But this doesn’t mean they are impervious to poor judgment.
And it’s those rare times when you’re hearing something suspect from the bass that your production chops, taste, and paranoia will be put to the test. But don’t freak out—simply use this short and handy checklist to evaluate the low end.
First, Always Assume You’re Wrong
Of course, you won’t be able to do this gig right if your ego crashes the studio party. A good bassist is a master at bridging the sonic, rhythmic, and musical gaps between the guitar and the drums, so it’s far from a sign of weakness to assume he or she is spot on. It would suck, however, if you opened your mouth simply because you wanted a perfectly excellent bass part done your way. If everything pops, freeze—the bass track is done. Go torment the drummer.
Define the Objective
I made a huge mistake on a recent production by letting the bassist play a fretless upright, when I knew a fretted electric was the best option for driving a straight-ahead rock song. Melodyne took care of the upright track’s out-of-tune bits (the guy was one of those self-professed “perfect pitch” wunderkinds who nonetheless play a slew of poorly intonated notes), but nothing could fix the distracting slaps and snaps or the wobbly low end. If I had a clear “groove goal,” this miscue might not have occurred. Before tracking, tell the bassist, “I want this to rock as hard as an ice-road trucker blasting through snow banks,” or “I need this to slip and slide like an old jazz cat three whiskeys into an all-night set.” You get the idea. Lay out the right scene, and the bassist won’t try to foist a fretless on you when a Fender Precision is obviously the ideal cast member.
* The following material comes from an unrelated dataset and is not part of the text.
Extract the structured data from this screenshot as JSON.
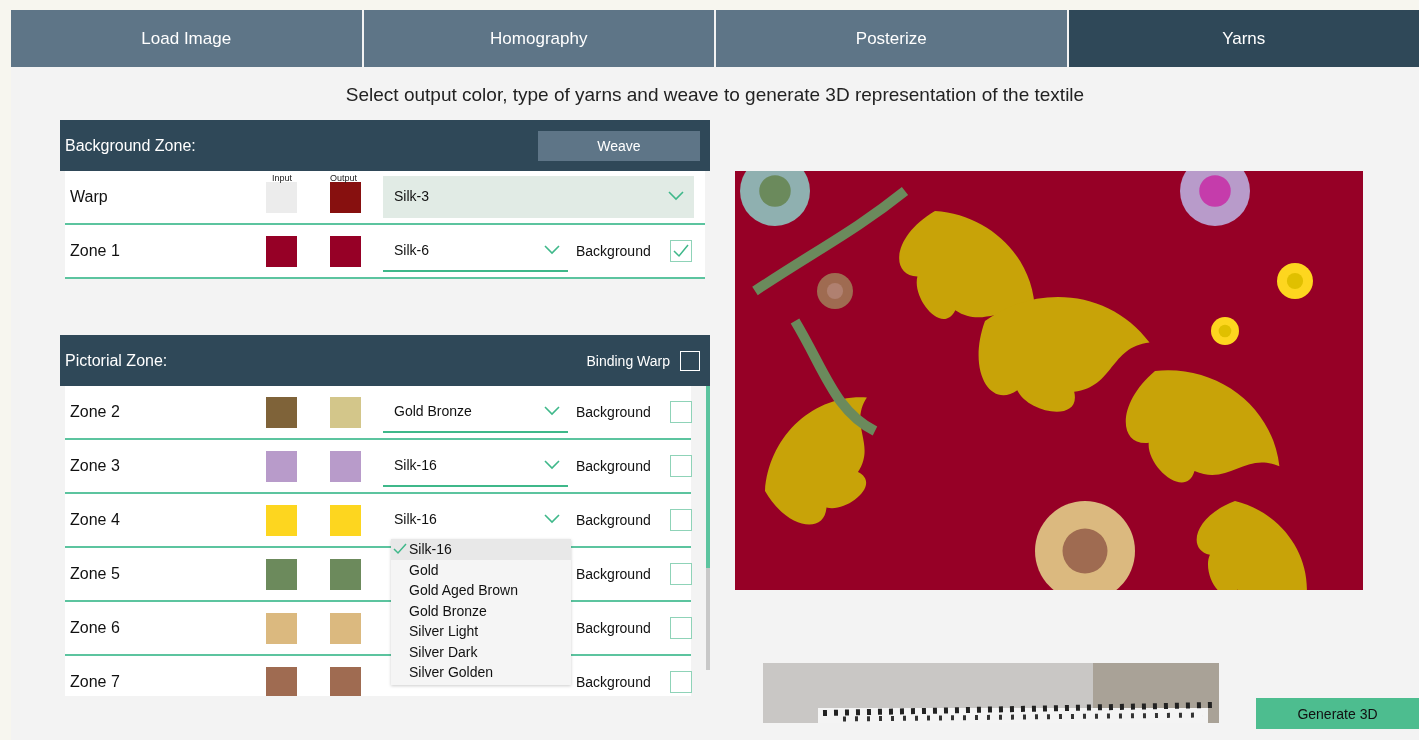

Watch the Energy Meter
You’re listening to a playback, and everything is played well, but something isn’t right with the groove. In these instances, I find it helpful to forget about technical performance issues, and focus on energy concerns such as, “Is the rhythm track matching the vibe and vitality implied by the song?” A bassist may like to punch precisely with the kick-drum beats, for example, but that approach might be too uptight and segmented for a fast rocker or punk track. Perhaps it’s better to rock eighth notes. Try it and see. On the other hand, a pulsating part might sound too anxious for the plaintive energy of a ballad. Your “energy meter” should even chart the ramifications of the bassist using a pick or fingers to perform his or her parts. Different feels, right? You may need to overrule a player’s preference for fingertips and nails if the sharp and consistent attack of a pick serves up the intensity you’re looking for. These are obvious examples, of course, but the point is to zero in on the energy you’d like the track to unleash, and share that information with the bassist. Otherwise, the player may default to personal preferences that don’t deliver the vibe you wish to achieve, and, ultimately, it’ll be the song that loses out.
Hedge Your Bet
Unless your bassist is John Entwistle, Jaco, Paul McCartney, Stanley Clarke, or a similar genius, simple parts and tones are typically “best bets” when tracking songs. Then again, an intricately wild part on a very simple tune may turn out to be a brilliant musical dichotomy. So, if your bassist is committed to the complex, it might be smart to lay down two bass tracks: a butt-simple, dum-dum version, and a much more complicated part. Don’t listen to the track for a day or two, and then a few playbacks should tell you which version truly rocks the joint. Choices are good.